■ **What needs to be done**: Down to the last line, print the entries below exactly, and keep every picture out of the copy.

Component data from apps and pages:
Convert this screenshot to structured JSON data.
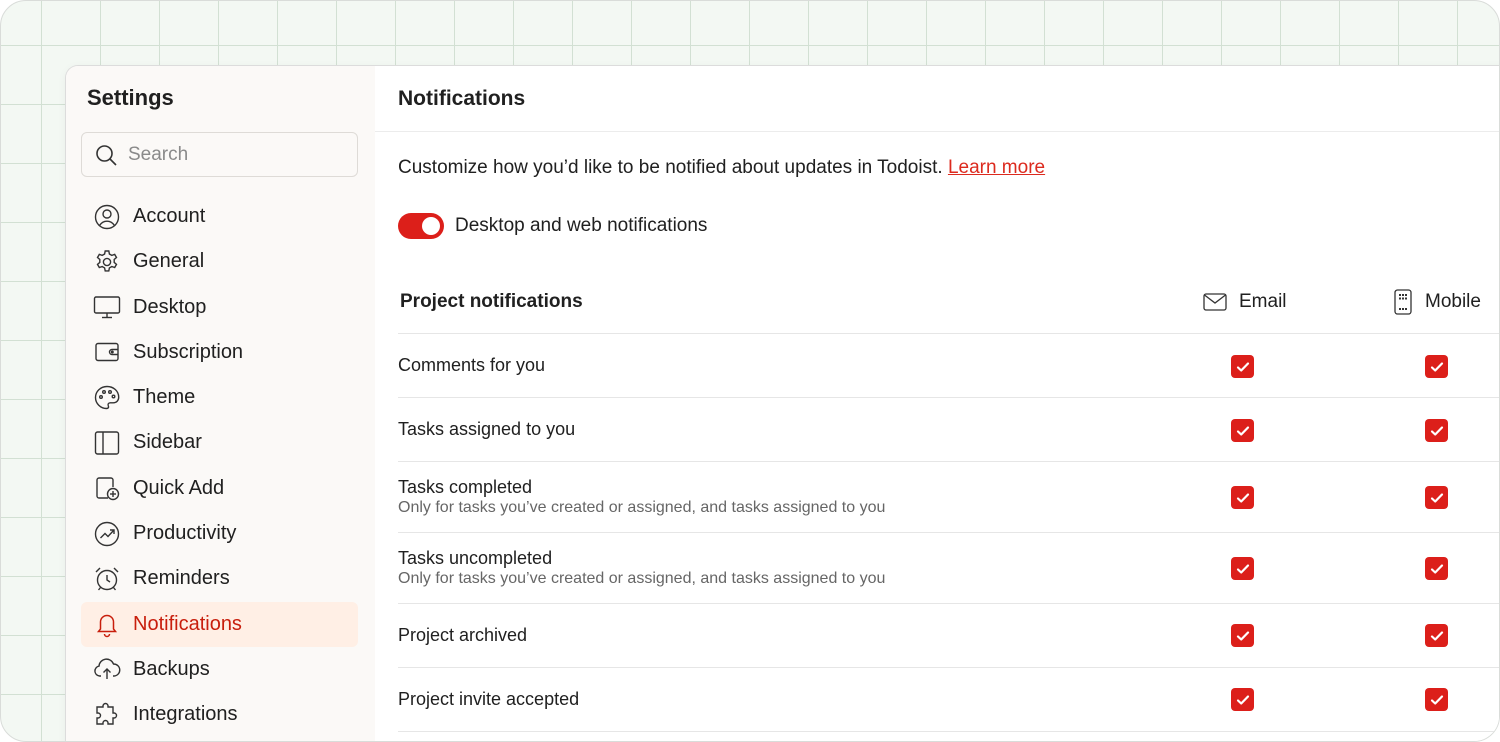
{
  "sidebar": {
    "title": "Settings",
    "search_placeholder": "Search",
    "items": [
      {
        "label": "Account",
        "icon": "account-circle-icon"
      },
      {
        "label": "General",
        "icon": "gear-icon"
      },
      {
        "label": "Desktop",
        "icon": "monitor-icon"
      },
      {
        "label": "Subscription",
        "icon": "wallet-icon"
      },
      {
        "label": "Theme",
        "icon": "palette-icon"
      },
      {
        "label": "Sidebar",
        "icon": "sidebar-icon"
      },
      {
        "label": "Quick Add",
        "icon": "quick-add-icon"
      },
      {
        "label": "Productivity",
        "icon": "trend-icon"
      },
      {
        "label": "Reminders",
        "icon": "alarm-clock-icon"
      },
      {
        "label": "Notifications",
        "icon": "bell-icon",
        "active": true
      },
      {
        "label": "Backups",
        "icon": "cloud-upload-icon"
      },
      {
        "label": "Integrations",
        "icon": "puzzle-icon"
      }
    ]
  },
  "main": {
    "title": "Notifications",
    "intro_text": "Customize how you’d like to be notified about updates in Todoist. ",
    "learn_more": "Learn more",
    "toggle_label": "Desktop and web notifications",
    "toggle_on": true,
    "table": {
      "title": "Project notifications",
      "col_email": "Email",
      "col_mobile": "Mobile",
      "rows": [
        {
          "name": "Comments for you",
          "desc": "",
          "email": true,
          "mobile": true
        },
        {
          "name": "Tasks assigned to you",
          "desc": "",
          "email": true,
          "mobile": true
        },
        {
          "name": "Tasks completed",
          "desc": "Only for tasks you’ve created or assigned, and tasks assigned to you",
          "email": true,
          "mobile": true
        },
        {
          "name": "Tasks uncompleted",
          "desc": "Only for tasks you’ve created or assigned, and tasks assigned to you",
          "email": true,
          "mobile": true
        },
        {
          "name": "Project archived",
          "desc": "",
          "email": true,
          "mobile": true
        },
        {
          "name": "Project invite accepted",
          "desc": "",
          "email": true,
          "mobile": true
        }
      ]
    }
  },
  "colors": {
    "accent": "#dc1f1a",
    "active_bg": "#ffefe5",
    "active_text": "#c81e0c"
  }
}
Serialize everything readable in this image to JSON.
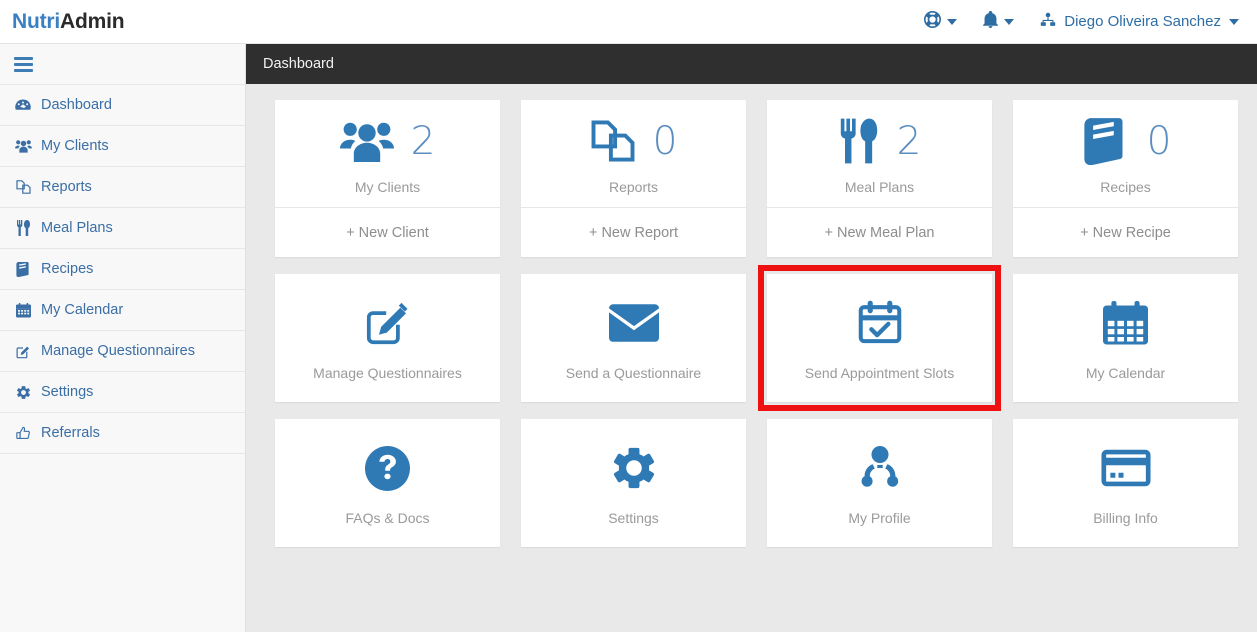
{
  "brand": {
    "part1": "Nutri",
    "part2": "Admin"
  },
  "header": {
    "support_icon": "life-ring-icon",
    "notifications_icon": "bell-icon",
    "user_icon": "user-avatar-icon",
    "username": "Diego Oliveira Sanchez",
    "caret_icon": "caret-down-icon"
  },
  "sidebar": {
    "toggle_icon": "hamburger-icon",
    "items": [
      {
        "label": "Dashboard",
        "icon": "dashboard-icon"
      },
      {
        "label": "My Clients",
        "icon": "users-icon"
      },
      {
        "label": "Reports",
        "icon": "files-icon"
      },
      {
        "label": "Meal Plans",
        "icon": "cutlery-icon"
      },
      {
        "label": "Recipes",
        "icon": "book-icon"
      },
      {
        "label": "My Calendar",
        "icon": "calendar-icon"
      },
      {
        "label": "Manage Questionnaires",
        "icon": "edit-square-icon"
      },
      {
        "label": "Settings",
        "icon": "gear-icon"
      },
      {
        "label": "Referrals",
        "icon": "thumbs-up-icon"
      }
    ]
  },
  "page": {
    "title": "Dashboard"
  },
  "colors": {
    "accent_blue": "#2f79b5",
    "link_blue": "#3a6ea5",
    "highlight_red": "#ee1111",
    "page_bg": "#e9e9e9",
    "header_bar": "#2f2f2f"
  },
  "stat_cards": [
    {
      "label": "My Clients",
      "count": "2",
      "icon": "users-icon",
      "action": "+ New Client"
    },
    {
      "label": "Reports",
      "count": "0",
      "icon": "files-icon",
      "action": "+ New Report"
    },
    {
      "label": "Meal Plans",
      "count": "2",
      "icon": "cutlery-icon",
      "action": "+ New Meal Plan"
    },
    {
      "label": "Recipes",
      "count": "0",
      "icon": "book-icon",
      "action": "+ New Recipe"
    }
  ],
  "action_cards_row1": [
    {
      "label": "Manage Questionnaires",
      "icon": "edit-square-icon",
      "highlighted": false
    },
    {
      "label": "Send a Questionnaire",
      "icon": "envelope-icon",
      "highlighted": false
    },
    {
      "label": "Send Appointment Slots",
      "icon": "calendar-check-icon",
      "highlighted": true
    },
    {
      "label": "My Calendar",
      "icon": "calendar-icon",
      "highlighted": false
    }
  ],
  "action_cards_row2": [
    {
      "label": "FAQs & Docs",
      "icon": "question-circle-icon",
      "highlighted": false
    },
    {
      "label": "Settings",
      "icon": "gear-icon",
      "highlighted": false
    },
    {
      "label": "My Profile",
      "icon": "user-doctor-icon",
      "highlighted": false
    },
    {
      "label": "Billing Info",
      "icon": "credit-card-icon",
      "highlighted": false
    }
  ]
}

■ **Exercise output**:
Convert this screenshot to structured JSON data.
{
  "sidebar": {
    "title": "Settings",
    "search_placeholder": "Search",
    "items": [
      {
        "label": "Account",
        "icon": "account-circle-icon"
      },
      {
        "label": "General",
        "icon": "gear-icon"
      },
      {
        "label": "Desktop",
        "icon": "monitor-icon"
      },
      {
        "label": "Subscription",
        "icon": "wallet-icon"
      },
      {
        "label": "Theme",
        "icon": "palette-icon"
      },
      {
        "label": "Sidebar",
        "icon": "sidebar-icon"
      },
      {
        "label": "Quick Add",
        "icon": "quick-add-icon"
      },
      {
        "label": "Productivity",
        "icon": "trend-icon"
      },
      {
        "label": "Reminders",
        "icon": "alarm-clock-icon"
      },
      {
        "label": "Notifications",
        "icon": "bell-icon",
        "active": true
      },
      {
        "label": "Backups",
        "icon": "cloud-upload-icon"
      },
      {
        "label": "Integrations",
        "icon": "puzzle-icon"
      }
    ]
  },
  "main": {
    "title": "Notifications",
    "intro_text": "Customize how you’d like to be notified about updates in Todoist. ",
    "learn_more": "Learn more",
    "toggle_label": "Desktop and web notifications",
    "toggle_on": true,
    "table": {
      "title": "Project notifications",
      "col_email": "Email",
      "col_mobile": "Mobile",
      "rows": [
        {
          "name": "Comments for you",
          "desc": "",
          "email": true,
          "mobile": true
        },
        {
          "name": "Tasks assigned to you",
          "desc": "",
          "email": true,
          "mobile": true
        },
        {
          "name": "Tasks completed",
          "desc": "Only for tasks you’ve created or assigned, and tasks assigned to you",
          "email": true,
          "mobile": true
        },
        {
          "name": "Tasks uncompleted",
          "desc": "Only for tasks you’ve created or assigned, and tasks assigned to you",
          "email": true,
          "mobile": true
        },
        {
          "name": "Project archived",
          "desc": "",
          "email": true,
          "mobile": true
        },
        {
          "name": "Project invite accepted",
          "desc": "",
          "email": true,
          "mobile": true
        }
      ]
    }
  },
  "colors": {
    "accent": "#dc1f1a",
    "active_bg": "#ffefe5",
    "active_text": "#c81e0c"
  }
}
Serialize everything readable in this image to JSON.
{
  "brand": {
    "part1": "Nutri",
    "part2": "Admin"
  },
  "header": {
    "support_icon": "life-ring-icon",
    "notifications_icon": "bell-icon",
    "user_icon": "user-avatar-icon",
    "username": "Diego Oliveira Sanchez",
    "caret_icon": "caret-down-icon"
  },
  "sidebar": {
    "toggle_icon": "hamburger-icon",
    "items": [
      {
        "label": "Dashboard",
        "icon": "dashboard-icon"
      },
      {
        "label": "My Clients",
        "icon": "users-icon"
      },
      {
        "label": "Reports",
        "icon": "files-icon"
      },
      {
        "label": "Meal Plans",
        "icon": "cutlery-icon"
      },
      {
        "label": "Recipes",
        "icon": "book-icon"
      },
      {
        "label": "My Calendar",
        "icon": "calendar-icon"
      },
      {
        "label": "Manage Questionnaires",
        "icon": "edit-square-icon"
      },
      {
        "label": "Settings",
        "icon": "gear-icon"
      },
      {
        "label": "Referrals",
        "icon": "thumbs-up-icon"
      }
    ]
  },
  "page": {
    "title": "Dashboard"
  },
  "colors": {
    "accent_blue": "#2f79b5",
    "link_blue": "#3a6ea5",
    "highlight_red": "#ee1111",
    "page_bg": "#e9e9e9",
    "header_bar": "#2f2f2f"
  },
  "stat_cards": [
    {
      "label": "My Clients",
      "count": "2",
      "icon": "users-icon",
      "action": "+ New Client"
    },
    {
      "label": "Reports",
      "count": "0",
      "icon": "files-icon",
      "action": "+ New Report"
    },
    {
      "label": "Meal Plans",
      "count": "2",
      "icon": "cutlery-icon",
      "action": "+ New Meal Plan"
    },
    {
      "label": "Recipes",
      "count": "0",
      "icon": "book-icon",
      "action": "+ New Recipe"
    }
  ],
  "action_cards_row1": [
    {
      "label": "Manage Questionnaires",
      "icon": "edit-square-icon",
      "highlighted": false
    },
    {
      "label": "Send a Questionnaire",
      "icon": "envelope-icon",
      "highlighted": false
    },
    {
      "label": "Send Appointment Slots",
      "icon": "calendar-check-icon",
      "highlighted": true
    },
    {
      "label": "My Calendar",
      "icon": "calendar-icon",
      "highlighted": false
    }
  ],
  "action_cards_row2": [
    {
      "label": "FAQs & Docs",
      "icon": "question-circle-icon",
      "highlighted": false
    },
    {
      "label": "Settings",
      "icon": "gear-icon",
      "highlighted": false
    },
    {
      "label": "My Profile",
      "icon": "user-doctor-icon",
      "highlighted": false
    },
    {
      "label": "Billing Info",
      "icon": "credit-card-icon",
      "highlighted": false
    }
  ]
}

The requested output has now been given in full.